◆ **WORK REQUIRED**:
Each line of the data must reappear exactly in your answer, with no images included.
┄┄┄┄┄┄
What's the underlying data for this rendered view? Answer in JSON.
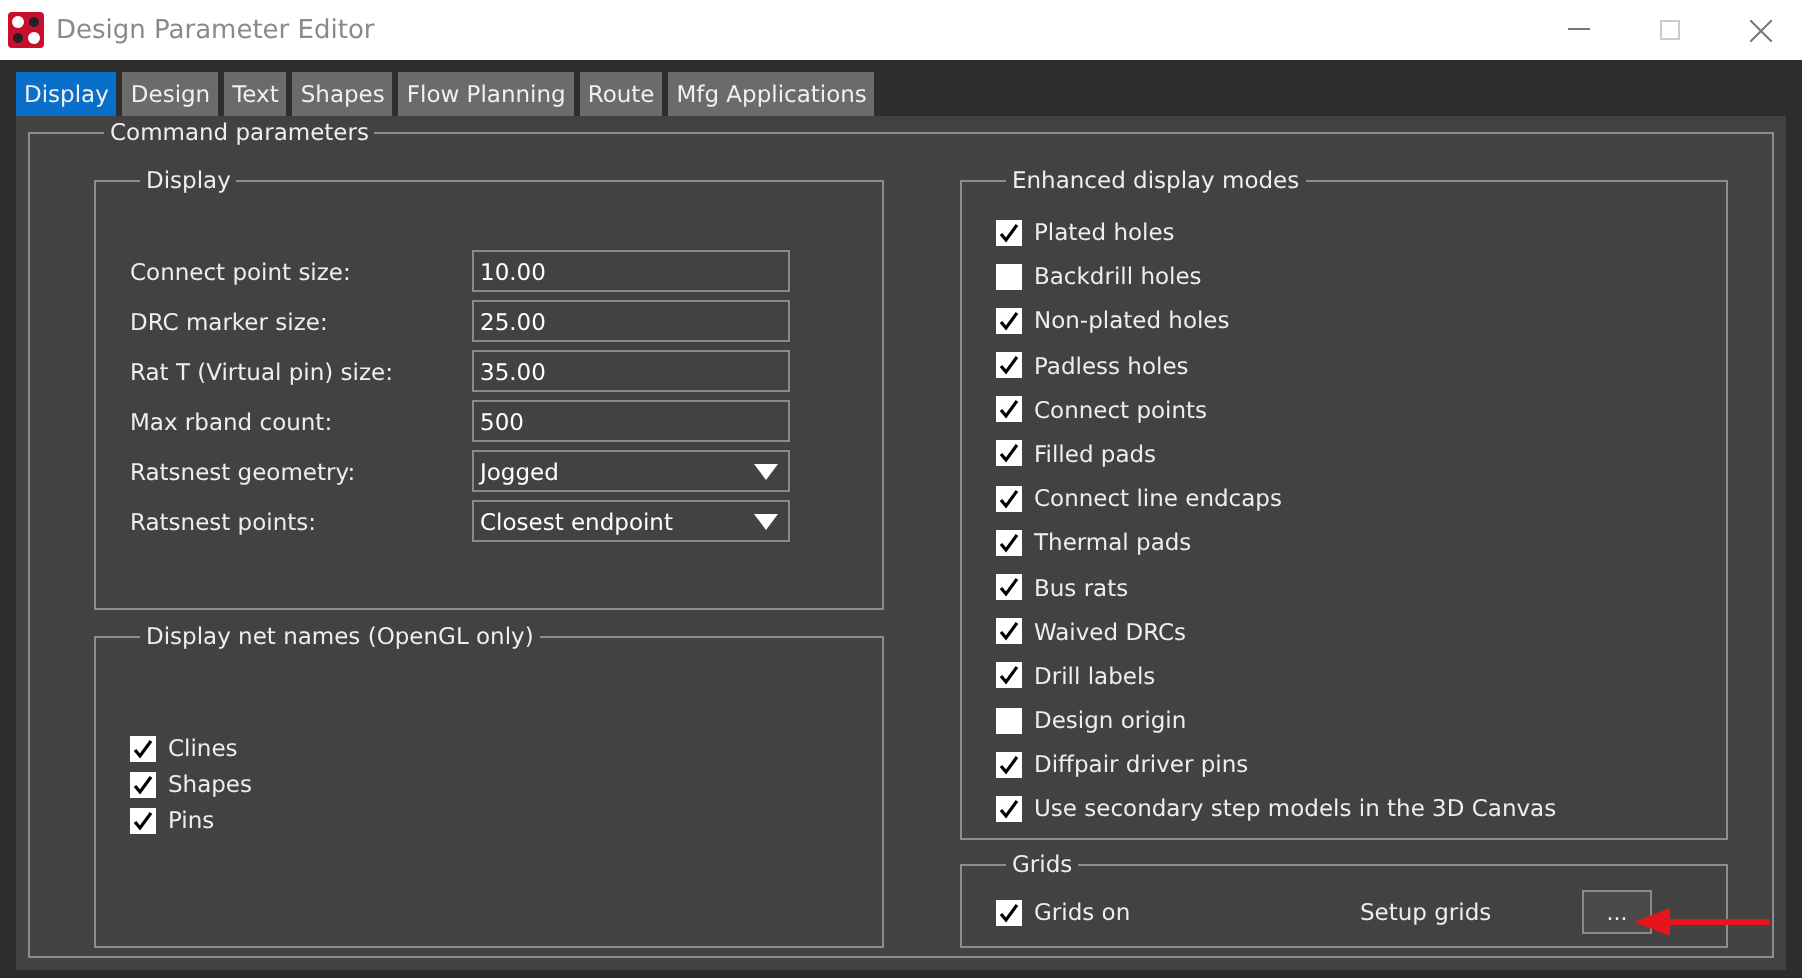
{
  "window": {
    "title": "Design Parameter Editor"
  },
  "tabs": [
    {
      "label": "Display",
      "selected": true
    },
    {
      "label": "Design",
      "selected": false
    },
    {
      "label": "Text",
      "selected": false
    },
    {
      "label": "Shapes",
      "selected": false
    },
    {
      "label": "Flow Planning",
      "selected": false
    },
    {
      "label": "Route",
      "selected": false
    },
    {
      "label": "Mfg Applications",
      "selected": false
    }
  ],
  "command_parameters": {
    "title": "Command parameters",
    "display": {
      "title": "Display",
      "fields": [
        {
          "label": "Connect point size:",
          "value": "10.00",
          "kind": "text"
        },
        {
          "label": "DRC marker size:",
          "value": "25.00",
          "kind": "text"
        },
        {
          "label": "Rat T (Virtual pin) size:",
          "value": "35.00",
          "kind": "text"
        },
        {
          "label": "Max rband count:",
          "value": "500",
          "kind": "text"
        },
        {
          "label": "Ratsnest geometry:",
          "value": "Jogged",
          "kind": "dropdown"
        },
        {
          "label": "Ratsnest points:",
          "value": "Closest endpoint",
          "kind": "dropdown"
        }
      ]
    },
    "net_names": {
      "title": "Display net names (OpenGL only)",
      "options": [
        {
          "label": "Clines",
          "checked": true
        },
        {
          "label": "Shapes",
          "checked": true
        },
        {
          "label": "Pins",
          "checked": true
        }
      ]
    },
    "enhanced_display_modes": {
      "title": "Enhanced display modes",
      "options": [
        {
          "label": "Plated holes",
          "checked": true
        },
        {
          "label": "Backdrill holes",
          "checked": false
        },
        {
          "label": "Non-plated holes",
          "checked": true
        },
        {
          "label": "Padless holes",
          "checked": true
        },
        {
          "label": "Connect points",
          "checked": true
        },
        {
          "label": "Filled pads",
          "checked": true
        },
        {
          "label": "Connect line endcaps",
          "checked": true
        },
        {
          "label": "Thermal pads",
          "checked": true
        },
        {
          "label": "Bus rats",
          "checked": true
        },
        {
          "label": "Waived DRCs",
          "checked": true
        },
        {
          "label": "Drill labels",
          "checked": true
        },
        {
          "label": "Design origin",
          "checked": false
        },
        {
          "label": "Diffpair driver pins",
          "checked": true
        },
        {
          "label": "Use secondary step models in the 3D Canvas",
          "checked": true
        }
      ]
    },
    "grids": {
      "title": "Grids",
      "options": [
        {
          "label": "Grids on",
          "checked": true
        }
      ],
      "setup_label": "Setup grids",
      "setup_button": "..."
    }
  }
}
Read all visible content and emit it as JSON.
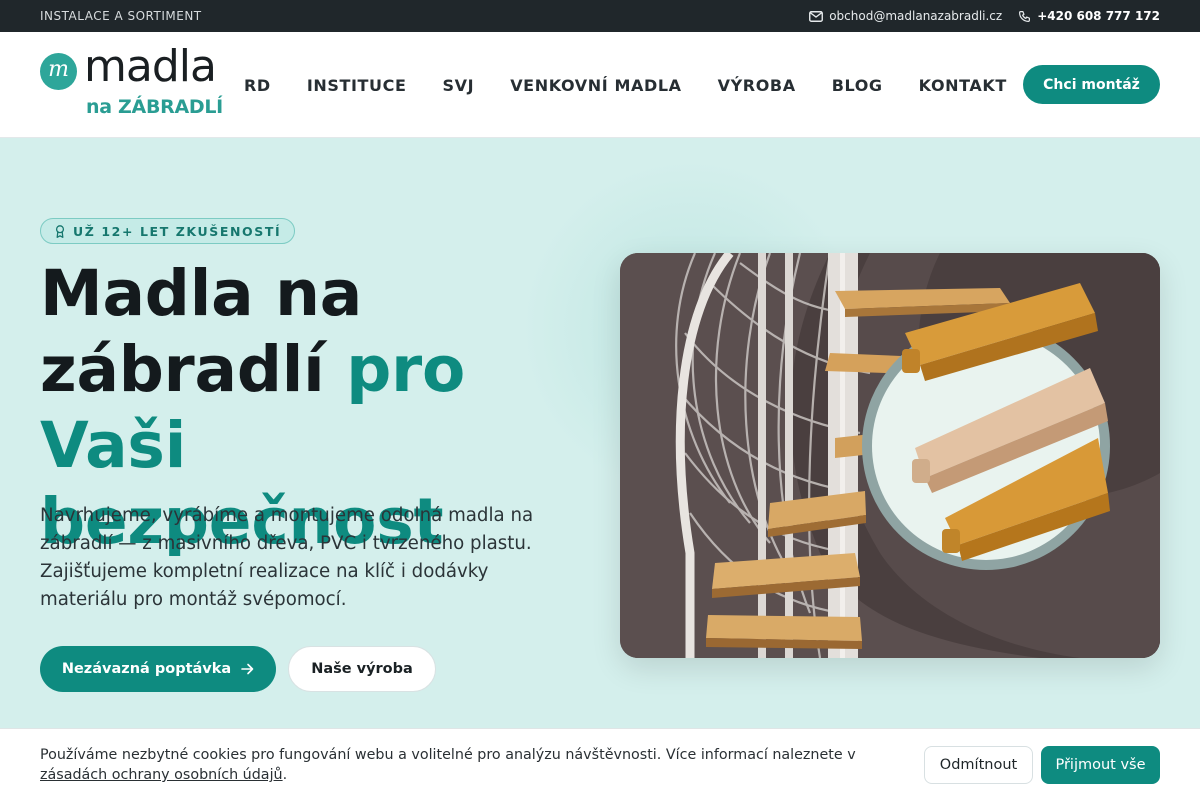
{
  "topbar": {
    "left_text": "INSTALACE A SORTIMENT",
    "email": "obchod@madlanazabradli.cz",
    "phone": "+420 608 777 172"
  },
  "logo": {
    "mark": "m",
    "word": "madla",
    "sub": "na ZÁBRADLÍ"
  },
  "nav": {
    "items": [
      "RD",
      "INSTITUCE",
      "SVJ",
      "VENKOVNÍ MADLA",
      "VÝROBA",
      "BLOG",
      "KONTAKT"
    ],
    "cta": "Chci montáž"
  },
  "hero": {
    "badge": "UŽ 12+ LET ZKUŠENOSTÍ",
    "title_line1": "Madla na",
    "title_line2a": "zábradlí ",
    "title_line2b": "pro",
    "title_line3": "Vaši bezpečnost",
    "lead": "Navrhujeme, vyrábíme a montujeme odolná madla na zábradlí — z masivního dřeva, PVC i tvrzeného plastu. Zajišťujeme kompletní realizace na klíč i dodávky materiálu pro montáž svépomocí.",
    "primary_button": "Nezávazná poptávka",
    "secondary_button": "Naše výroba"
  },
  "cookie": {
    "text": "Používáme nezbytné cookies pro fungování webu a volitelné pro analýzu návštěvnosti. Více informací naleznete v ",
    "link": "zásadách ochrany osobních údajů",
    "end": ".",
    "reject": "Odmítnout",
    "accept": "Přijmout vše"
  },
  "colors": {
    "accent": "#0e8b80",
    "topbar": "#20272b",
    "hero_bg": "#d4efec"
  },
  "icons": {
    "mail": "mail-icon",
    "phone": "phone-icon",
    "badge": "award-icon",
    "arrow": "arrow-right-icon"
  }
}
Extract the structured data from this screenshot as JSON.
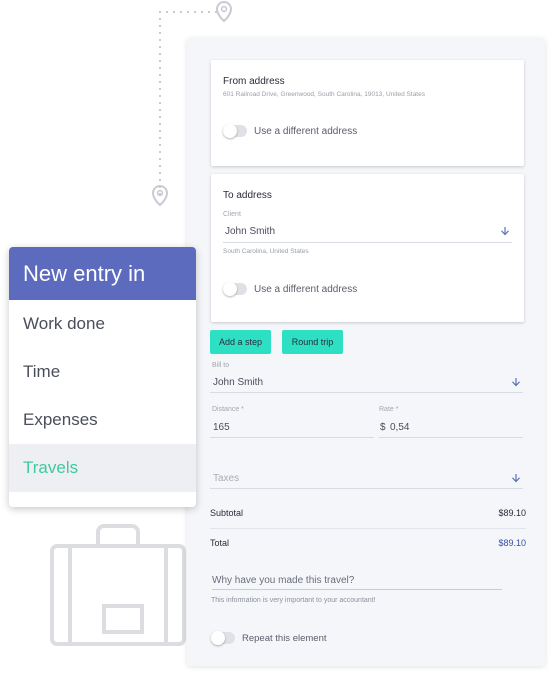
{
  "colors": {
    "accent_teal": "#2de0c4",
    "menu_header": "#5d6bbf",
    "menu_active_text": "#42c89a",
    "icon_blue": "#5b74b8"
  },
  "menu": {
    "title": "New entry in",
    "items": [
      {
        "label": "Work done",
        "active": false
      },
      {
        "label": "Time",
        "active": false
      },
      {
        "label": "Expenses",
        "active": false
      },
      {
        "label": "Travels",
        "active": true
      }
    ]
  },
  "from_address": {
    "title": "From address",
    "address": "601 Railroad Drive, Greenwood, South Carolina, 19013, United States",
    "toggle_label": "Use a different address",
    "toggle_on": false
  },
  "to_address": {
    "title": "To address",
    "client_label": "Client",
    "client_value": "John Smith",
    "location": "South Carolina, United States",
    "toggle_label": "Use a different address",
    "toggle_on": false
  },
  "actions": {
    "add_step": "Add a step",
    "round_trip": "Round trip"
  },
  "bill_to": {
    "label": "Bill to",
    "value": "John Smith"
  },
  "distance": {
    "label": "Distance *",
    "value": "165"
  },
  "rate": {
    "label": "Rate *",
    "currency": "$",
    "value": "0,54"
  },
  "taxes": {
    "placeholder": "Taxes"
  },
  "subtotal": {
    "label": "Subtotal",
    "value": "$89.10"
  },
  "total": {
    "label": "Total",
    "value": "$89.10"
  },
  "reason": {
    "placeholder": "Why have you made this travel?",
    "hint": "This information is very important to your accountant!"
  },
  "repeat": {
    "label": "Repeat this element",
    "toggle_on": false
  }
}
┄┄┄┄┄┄
◆ **EXERCISE OUTPUT**:
What's the underlying data for this rendered view? Answer in JSON.
{
  "window": {
    "title": "Design Parameter Editor"
  },
  "tabs": [
    {
      "label": "Display",
      "selected": true
    },
    {
      "label": "Design",
      "selected": false
    },
    {
      "label": "Text",
      "selected": false
    },
    {
      "label": "Shapes",
      "selected": false
    },
    {
      "label": "Flow Planning",
      "selected": false
    },
    {
      "label": "Route",
      "selected": false
    },
    {
      "label": "Mfg Applications",
      "selected": false
    }
  ],
  "command_parameters": {
    "title": "Command parameters",
    "display": {
      "title": "Display",
      "fields": [
        {
          "label": "Connect point size:",
          "value": "10.00",
          "kind": "text"
        },
        {
          "label": "DRC marker size:",
          "value": "25.00",
          "kind": "text"
        },
        {
          "label": "Rat T (Virtual pin) size:",
          "value": "35.00",
          "kind": "text"
        },
        {
          "label": "Max rband count:",
          "value": "500",
          "kind": "text"
        },
        {
          "label": "Ratsnest geometry:",
          "value": "Jogged",
          "kind": "dropdown"
        },
        {
          "label": "Ratsnest points:",
          "value": "Closest endpoint",
          "kind": "dropdown"
        }
      ]
    },
    "net_names": {
      "title": "Display net names (OpenGL only)",
      "options": [
        {
          "label": "Clines",
          "checked": true
        },
        {
          "label": "Shapes",
          "checked": true
        },
        {
          "label": "Pins",
          "checked": true
        }
      ]
    },
    "enhanced_display_modes": {
      "title": "Enhanced display modes",
      "options": [
        {
          "label": "Plated holes",
          "checked": true
        },
        {
          "label": "Backdrill holes",
          "checked": false
        },
        {
          "label": "Non-plated holes",
          "checked": true
        },
        {
          "label": "Padless holes",
          "checked": true
        },
        {
          "label": "Connect points",
          "checked": true
        },
        {
          "label": "Filled pads",
          "checked": true
        },
        {
          "label": "Connect line endcaps",
          "checked": true
        },
        {
          "label": "Thermal pads",
          "checked": true
        },
        {
          "label": "Bus rats",
          "checked": true
        },
        {
          "label": "Waived DRCs",
          "checked": true
        },
        {
          "label": "Drill labels",
          "checked": true
        },
        {
          "label": "Design origin",
          "checked": false
        },
        {
          "label": "Diffpair driver pins",
          "checked": true
        },
        {
          "label": "Use secondary step models in the 3D Canvas",
          "checked": true
        }
      ]
    },
    "grids": {
      "title": "Grids",
      "options": [
        {
          "label": "Grids on",
          "checked": true
        }
      ],
      "setup_label": "Setup grids",
      "setup_button": "..."
    }
  }
}
Read all visible content and emit it as JSON.
{
  "topbar": {
    "left_text": "INSTALACE A SORTIMENT",
    "email": "obchod@madlanazabradli.cz",
    "phone": "+420 608 777 172"
  },
  "logo": {
    "mark": "m",
    "word": "madla",
    "sub": "na ZÁBRADLÍ"
  },
  "nav": {
    "items": [
      "RD",
      "INSTITUCE",
      "SVJ",
      "VENKOVNÍ MADLA",
      "VÝROBA",
      "BLOG",
      "KONTAKT"
    ],
    "cta": "Chci montáž"
  },
  "hero": {
    "badge": "UŽ 12+ LET ZKUŠENOSTÍ",
    "title_line1": "Madla na",
    "title_line2a": "zábradlí ",
    "title_line2b": "pro",
    "title_line3": "Vaši bezpečnost",
    "lead": "Navrhujeme, vyrábíme a montujeme odolná madla na zábradlí — z masivního dřeva, PVC i tvrzeného plastu. Zajišťujeme kompletní realizace na klíč i dodávky materiálu pro montáž svépomocí.",
    "primary_button": "Nezávazná poptávka",
    "secondary_button": "Naše výroba"
  },
  "cookie": {
    "text": "Používáme nezbytné cookies pro fungování webu a volitelné pro analýzu návštěvnosti. Více informací naleznete v ",
    "link": "zásadách ochrany osobních údajů",
    "end": ".",
    "reject": "Odmítnout",
    "accept": "Přijmout vše"
  },
  "colors": {
    "accent": "#0e8b80",
    "topbar": "#20272b",
    "hero_bg": "#d4efec"
  },
  "icons": {
    "mail": "mail-icon",
    "phone": "phone-icon",
    "badge": "award-icon",
    "arrow": "arrow-right-icon"
  }
}
Extract the structured data from this screenshot as JSON.
{
  "colors": {
    "accent_teal": "#2de0c4",
    "menu_header": "#5d6bbf",
    "menu_active_text": "#42c89a",
    "icon_blue": "#5b74b8"
  },
  "menu": {
    "title": "New entry in",
    "items": [
      {
        "label": "Work done",
        "active": false
      },
      {
        "label": "Time",
        "active": false
      },
      {
        "label": "Expenses",
        "active": false
      },
      {
        "label": "Travels",
        "active": true
      }
    ]
  },
  "from_address": {
    "title": "From address",
    "address": "601 Railroad Drive, Greenwood, South Carolina, 19013, United States",
    "toggle_label": "Use a different address",
    "toggle_on": false
  },
  "to_address": {
    "title": "To address",
    "client_label": "Client",
    "client_value": "John Smith",
    "location": "South Carolina, United States",
    "toggle_label": "Use a different address",
    "toggle_on": false
  },
  "actions": {
    "add_step": "Add a step",
    "round_trip": "Round trip"
  },
  "bill_to": {
    "label": "Bill to",
    "value": "John Smith"
  },
  "distance": {
    "label": "Distance *",
    "value": "165"
  },
  "rate": {
    "label": "Rate *",
    "currency": "$",
    "value": "0,54"
  },
  "taxes": {
    "placeholder": "Taxes"
  },
  "subtotal": {
    "label": "Subtotal",
    "value": "$89.10"
  },
  "total": {
    "label": "Total",
    "value": "$89.10"
  },
  "reason": {
    "placeholder": "Why have you made this travel?",
    "hint": "This information is very important to your accountant!"
  },
  "repeat": {
    "label": "Repeat this element",
    "toggle_on": false
  }
}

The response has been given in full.